It feels like summer and kids are out of school, but Year 1 and Year 6 students returned to classrooms in the United Kingdom on Monday.
It didn't appear that many people were wearing masks or putting hand sanitizer on kids in London as the kids arrived.
That's much different than the scene when kids returned in South Korea two weeks ago.
And while the UK children returned, a survey from the National Foundation for Educational Research issued the day earlier said primary school leaders in the UK expect that 47-percent of families will keep their children home.
"I could understand the government's sort of wanting to get things started as soon as possible because the country can't be a lockdown forever.
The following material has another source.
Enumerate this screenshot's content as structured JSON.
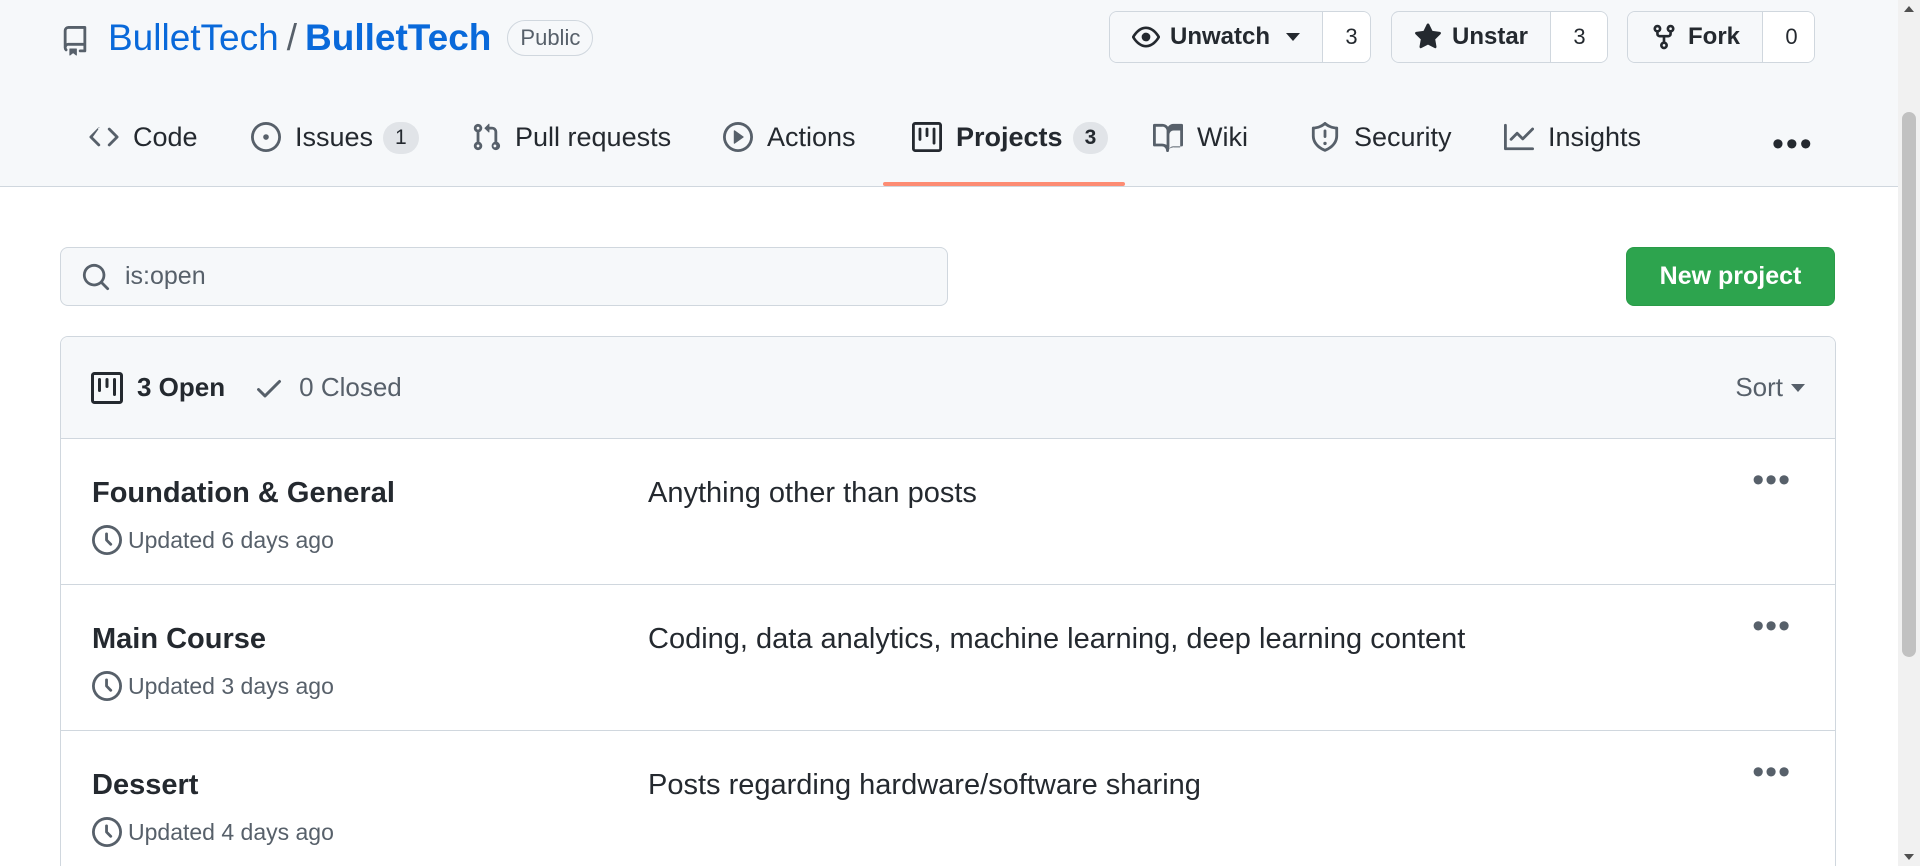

But I also need to watch from a sort of health perspective, whether it's a practical thing for our family to do," said Katherine, the mother of a Year 6 student.
Many UK parents doubt that schools can provide health and safety measures and that students would be able to strictly follow social distancing rules.
The government has issued guidelines for schools to reopen, including a maximum class size of 15 and sitting positions of six-and-a-half feet apart.
One primary school teacher, Laura, in central England, supports the government's decision to resume classes.
She didn't provide her last name.
"I think to Year Six in particular, because if we don't go back now, those children will go to secondary school and they won't properly finish primary school," Laura said.
Local school leaders are already working on plans for the fall and a hopeful return to buildings.
Perrysburg Schools just sent out a survey for parents to fill out.
Questions include, "how comfortable do you feel in sending your children back to school if safety practices were accepted by the health department?" and "do you have a mask for your kids to wear or a thermometer at home to take their temperatures?"
The school leaders want Perrysburg parents to fill out the survey by June 7.